THE COMPLEXITIES IN INEQUITIES: APPLYING CRITICAL ENVIRONMENTAL JUSTICE STUDIES TO URBAN GREEN INFRASTRUCTURE DEVELOPMENT
Many cities have turned to urban green infrastructure (UGI) to combat water pollution and urban heat island effect (UHIE). UGI is a multifunctional and serves multiple purposes to residents and the surrounding urban environment. For example, street trees not only provide temperature control for UHIE, but also provide housing for non-human species and as recreation for residents or urban agriculture has a positive effect on decreasing UHIE, but also effectively contributes to food sovereignty.
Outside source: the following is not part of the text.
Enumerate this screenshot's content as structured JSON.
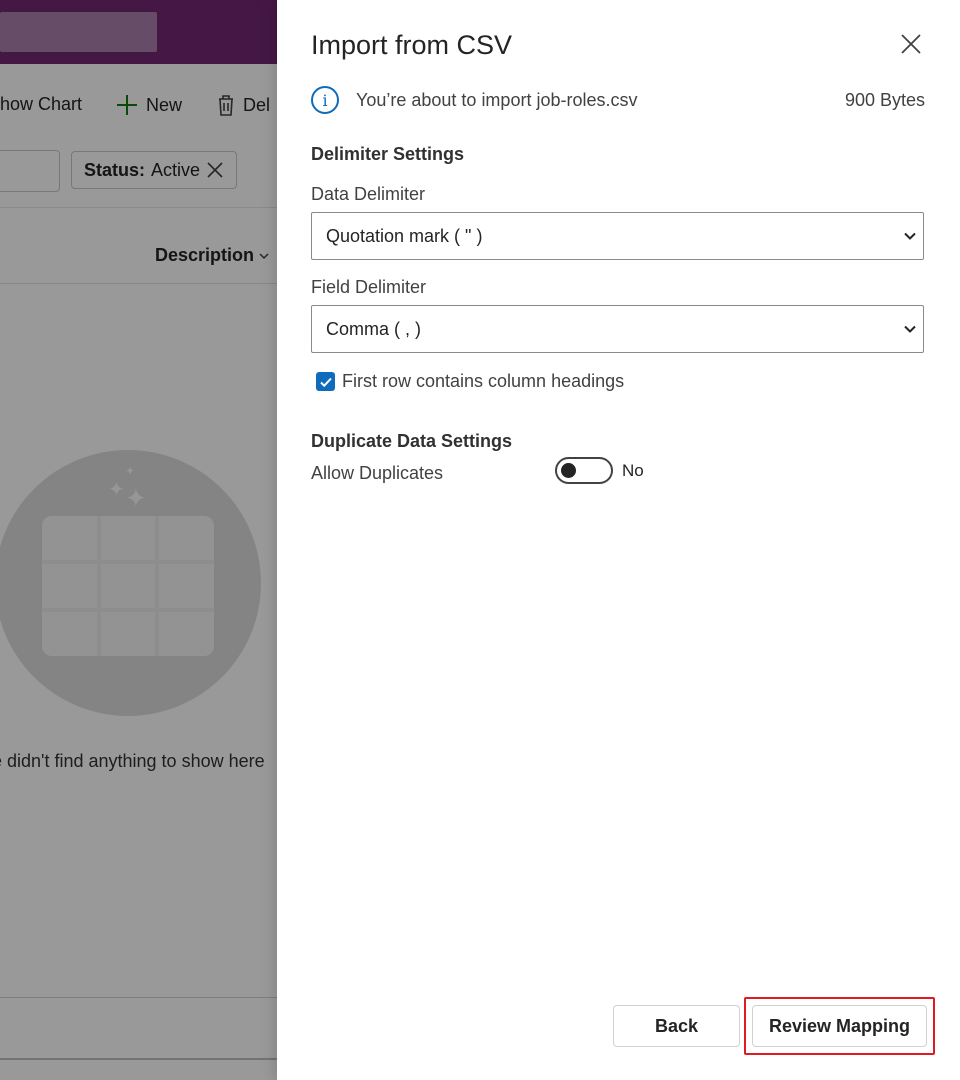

This research aims to critique UGI development in the United States using David Naguib Pellow’s Critical Environmental Justice Studies framework. I will evaluate different UGI features, using his four pillars: intersectionality, multiscalar, the state and indispensability to understand how injustices occur within development. This research was conducted due to the seemingly lack of involvement of racialized people in the planning process. There is a continuous stress of developing more greening across the country, but usually does not account for the impacts it will have on vulnerable communities such as racialized people.
critical environmental justice, racialized peoples, cities, urban green infrastructure, urban agriculture, urban heat island effect, land banks, green gentrification